In an alarming situation, part of a huge rocket that launched China’s first module for its Tianhe space station could make an uncontrolled re-entry into the Earth’s atmosphere. Its landing point is unknown.
Carrying the Tianhe module, the 30-metre high core of the Long March-5B rocket had blasted off from the Wenchang Spacecraft Launch Site on the coast of the southern island province of Hainan on April 29.
After launching the “Heavenly Harmony” unmanned core module into low Earth orbit, the Long March 5B then itself entered into a temporary orbit.
The US Department of Defence has said that it is tracking the Chinese rocket that is out of control and set to re-enter Earth's atmosphere around May 8.
As per CNN, US Space Command is tracking the trajectory of the rocket amid concerns regarding where its debris may make an impact.
"The US Space Command is aware of and tracking the location of the Chinese Long March 5B in space, but its exact entry point into the Earth's atmosphere cannot be pinpointed until within hours of its re-entry, which is expected around May 8," said Pentagon's US Space Command in a statement.
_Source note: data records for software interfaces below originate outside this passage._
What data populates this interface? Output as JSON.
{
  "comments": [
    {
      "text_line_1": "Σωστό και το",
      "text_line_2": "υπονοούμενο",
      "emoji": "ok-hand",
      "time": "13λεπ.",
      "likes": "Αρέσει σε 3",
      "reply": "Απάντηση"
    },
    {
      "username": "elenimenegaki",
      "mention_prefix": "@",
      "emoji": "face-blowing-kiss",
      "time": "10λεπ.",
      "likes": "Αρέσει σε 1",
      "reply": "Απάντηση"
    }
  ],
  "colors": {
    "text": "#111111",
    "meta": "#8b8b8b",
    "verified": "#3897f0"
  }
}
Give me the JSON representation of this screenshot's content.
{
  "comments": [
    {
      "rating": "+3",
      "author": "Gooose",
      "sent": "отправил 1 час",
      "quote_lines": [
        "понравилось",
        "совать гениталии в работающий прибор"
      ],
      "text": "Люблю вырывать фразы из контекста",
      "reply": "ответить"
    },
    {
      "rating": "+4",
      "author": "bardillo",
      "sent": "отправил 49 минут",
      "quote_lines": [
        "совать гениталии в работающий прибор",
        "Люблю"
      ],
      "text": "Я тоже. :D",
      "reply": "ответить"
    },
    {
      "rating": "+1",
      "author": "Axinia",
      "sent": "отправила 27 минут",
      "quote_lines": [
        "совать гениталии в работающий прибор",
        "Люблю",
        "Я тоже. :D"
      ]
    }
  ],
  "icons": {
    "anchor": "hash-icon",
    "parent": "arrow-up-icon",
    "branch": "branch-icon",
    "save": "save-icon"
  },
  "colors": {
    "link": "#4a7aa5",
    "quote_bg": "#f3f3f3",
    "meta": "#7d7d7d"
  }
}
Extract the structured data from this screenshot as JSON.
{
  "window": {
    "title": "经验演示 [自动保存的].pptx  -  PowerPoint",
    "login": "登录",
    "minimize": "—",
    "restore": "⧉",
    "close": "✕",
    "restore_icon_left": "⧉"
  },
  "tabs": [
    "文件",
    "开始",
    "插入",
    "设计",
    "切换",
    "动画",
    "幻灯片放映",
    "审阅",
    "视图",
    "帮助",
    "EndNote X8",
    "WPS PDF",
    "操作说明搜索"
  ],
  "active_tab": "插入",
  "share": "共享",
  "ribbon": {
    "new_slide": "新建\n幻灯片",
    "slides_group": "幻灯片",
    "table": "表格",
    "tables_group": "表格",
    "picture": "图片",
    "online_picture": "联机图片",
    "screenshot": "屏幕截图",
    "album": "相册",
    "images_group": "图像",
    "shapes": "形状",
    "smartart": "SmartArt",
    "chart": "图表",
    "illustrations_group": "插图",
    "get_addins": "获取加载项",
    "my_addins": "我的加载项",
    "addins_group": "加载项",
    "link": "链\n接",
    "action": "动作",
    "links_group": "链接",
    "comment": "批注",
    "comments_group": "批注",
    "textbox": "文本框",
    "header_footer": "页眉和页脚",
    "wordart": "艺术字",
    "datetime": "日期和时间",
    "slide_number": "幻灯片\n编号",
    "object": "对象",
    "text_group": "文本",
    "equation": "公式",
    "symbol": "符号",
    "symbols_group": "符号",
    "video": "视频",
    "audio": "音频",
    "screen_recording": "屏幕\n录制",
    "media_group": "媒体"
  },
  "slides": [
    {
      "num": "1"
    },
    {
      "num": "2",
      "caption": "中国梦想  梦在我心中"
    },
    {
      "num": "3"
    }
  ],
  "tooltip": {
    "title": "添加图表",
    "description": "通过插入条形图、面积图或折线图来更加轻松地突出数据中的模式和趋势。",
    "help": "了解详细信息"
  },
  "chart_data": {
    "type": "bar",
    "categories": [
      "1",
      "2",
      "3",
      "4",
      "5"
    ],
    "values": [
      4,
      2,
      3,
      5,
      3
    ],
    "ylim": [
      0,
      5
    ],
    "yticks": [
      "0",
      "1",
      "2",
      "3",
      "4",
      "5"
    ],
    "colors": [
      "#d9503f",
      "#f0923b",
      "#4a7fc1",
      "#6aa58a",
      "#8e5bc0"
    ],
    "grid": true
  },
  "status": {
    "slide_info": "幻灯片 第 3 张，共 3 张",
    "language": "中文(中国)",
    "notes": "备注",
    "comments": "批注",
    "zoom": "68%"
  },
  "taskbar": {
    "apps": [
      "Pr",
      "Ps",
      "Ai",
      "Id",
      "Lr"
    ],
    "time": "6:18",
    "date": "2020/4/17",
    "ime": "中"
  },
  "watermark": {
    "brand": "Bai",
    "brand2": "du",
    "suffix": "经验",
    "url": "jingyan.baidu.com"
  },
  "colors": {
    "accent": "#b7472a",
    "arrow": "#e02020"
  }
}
"Until then, the 18th Space Control Squadron will be offering daily updates to the rocket body's location on Space-track.org beginning May 4. USSPACECOM will provide additional information as it becomes available," it added.
Meanwhile, Fox News cited a space monitoring website as saying that the around 100-foot object is orbiting Earth every 90 minutes and zips past north of New York, Beijing and as far south as New Zealand.
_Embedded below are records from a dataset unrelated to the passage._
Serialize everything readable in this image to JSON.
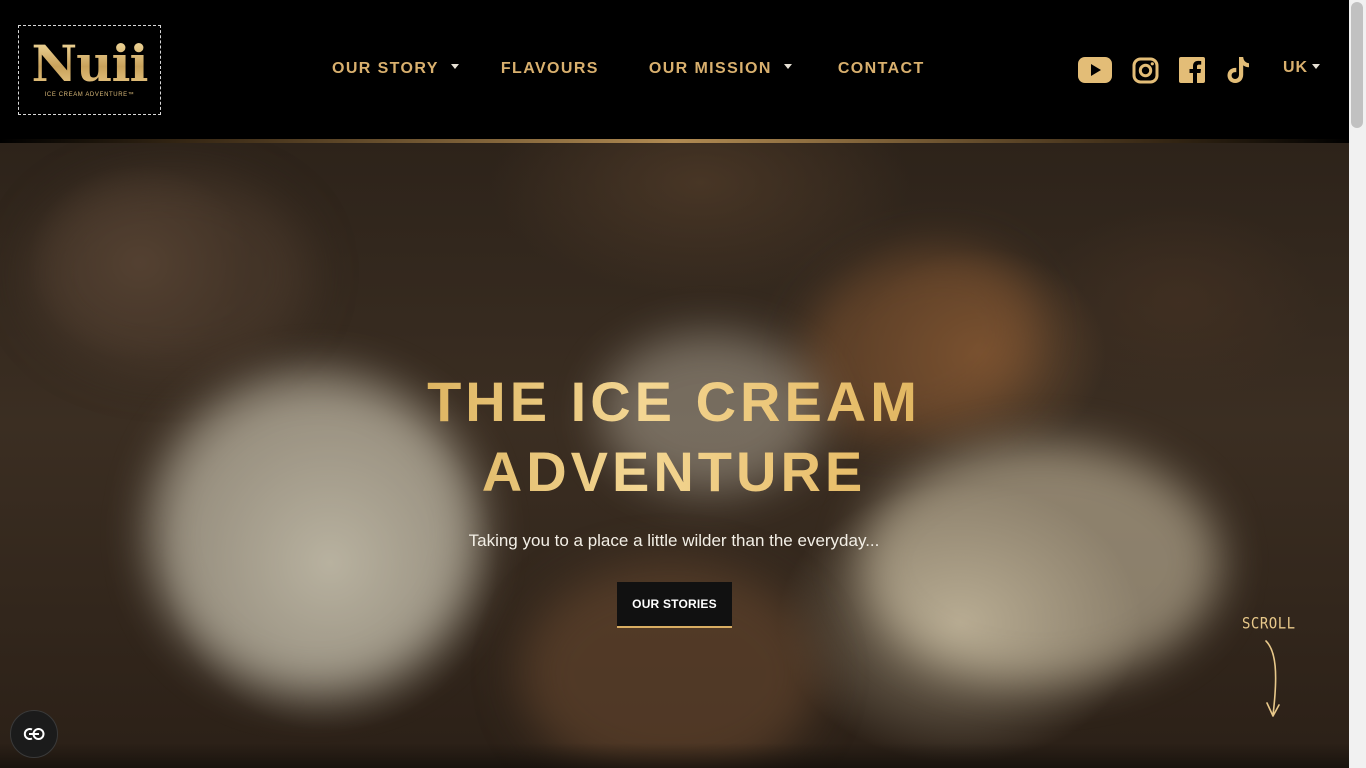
{
  "brand": {
    "logo_text": "Nuii",
    "logo_tagline": "ICE CREAM ADVENTURE™"
  },
  "nav": {
    "items": [
      {
        "label": "OUR STORY",
        "dropdown": true
      },
      {
        "label": "FLAVOURS",
        "dropdown": false
      },
      {
        "label": "OUR MISSION",
        "dropdown": true
      },
      {
        "label": "CONTACT",
        "dropdown": false
      }
    ]
  },
  "socials": {
    "items": [
      {
        "name": "youtube-icon"
      },
      {
        "name": "instagram-icon"
      },
      {
        "name": "facebook-icon"
      },
      {
        "name": "tiktok-icon"
      }
    ]
  },
  "language": {
    "current": "UK"
  },
  "hero": {
    "title_line1": "THE ICE CREAM",
    "title_line2": "ADVENTURE",
    "subtitle": "Taking you to a place a little wilder than the everyday...",
    "cta_label": "OUR STORIES",
    "scroll_label": "SCROLL"
  },
  "colors": {
    "accent_gold": "#d9b06e",
    "header_bg": "#000000",
    "cta_bg": "#111111"
  }
}
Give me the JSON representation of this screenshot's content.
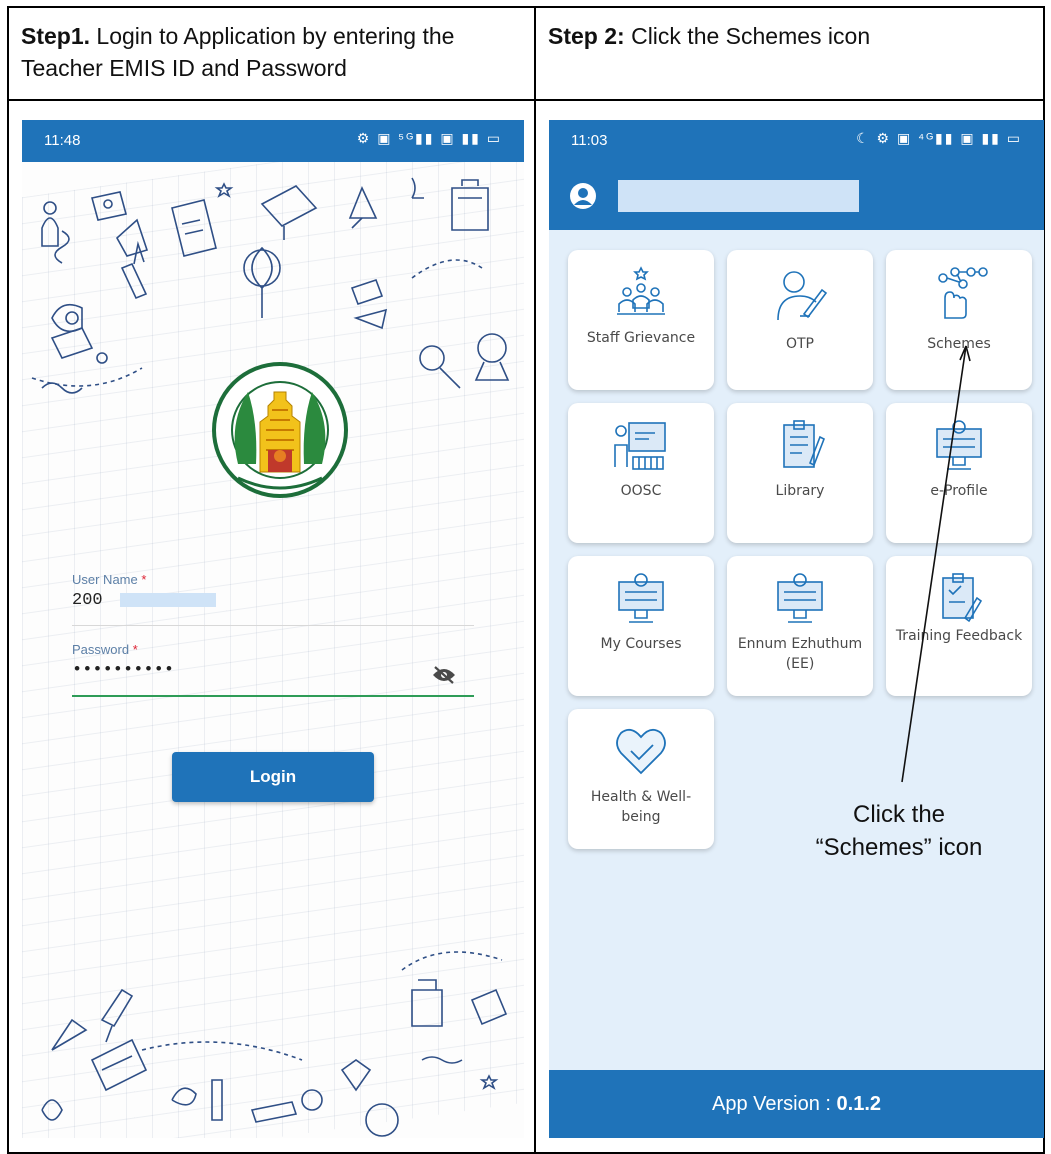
{
  "steps": [
    {
      "label": "Step1.",
      "text": " Login to Application by entering the Teacher EMIS ID and Password"
    },
    {
      "label": "Step 2:",
      "text": " Click the Schemes icon"
    }
  ],
  "login_screen": {
    "status_time": "11:48",
    "status_icons": "⚙ ▣ ⁵ᴳ▮▮ ▣ ▮▮ ▭",
    "username": {
      "label": "User Name",
      "required_mark": "*",
      "value": "200"
    },
    "password": {
      "label": "Password",
      "required_mark": "*",
      "value": "••••••••••"
    },
    "login_button": "Login"
  },
  "home_screen": {
    "status_time": "11:03",
    "status_icons": "☾ ⚙ ▣ ⁴ᴳ▮▮ ▣ ▮▮ ▭",
    "tiles": [
      {
        "label": "Staff Grievance",
        "icon": "staff-grievance-icon"
      },
      {
        "label": "OTP",
        "icon": "otp-icon"
      },
      {
        "label": "Schemes",
        "icon": "schemes-icon"
      },
      {
        "label": "OOSC",
        "icon": "oosc-icon"
      },
      {
        "label": "Library",
        "icon": "library-icon"
      },
      {
        "label": "e-Profile",
        "icon": "e-profile-icon"
      },
      {
        "label": "My Courses",
        "icon": "my-courses-icon"
      },
      {
        "label": "Ennum Ezhuthum (EE)",
        "icon": "ennum-ezhuthum-icon"
      },
      {
        "label": "Training Feedback",
        "icon": "training-feedback-icon"
      },
      {
        "label": "Health & Well-being",
        "icon": "health-wellbeing-icon"
      }
    ],
    "annotation_line1": "Click the",
    "annotation_line2": "“Schemes” icon",
    "footer_prefix": "App Version : ",
    "footer_version": "0.1.2"
  },
  "colors": {
    "primary": "#1f73b9",
    "screen_bg": "#e3effa",
    "active_underline": "#2e9c57"
  }
}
The report added that it will most probably splash in one of the world's oceans or in an isolated area.
The Guardian, meanwhile, quoted Jonathan McDowell, the astrophysicist at the Astrophysics Center at Harvard University, as saying: “It’s potentially not good.”
“Last time they launched a Long March 5B rocket they ended up with big long rods of metal flying through the sky and damaging several buildings in the Ivory Coast,” he said, adding: “Most of it burned up, but there were these enormous pieces of metal that hit the ground. We are very lucky no one was hurt.”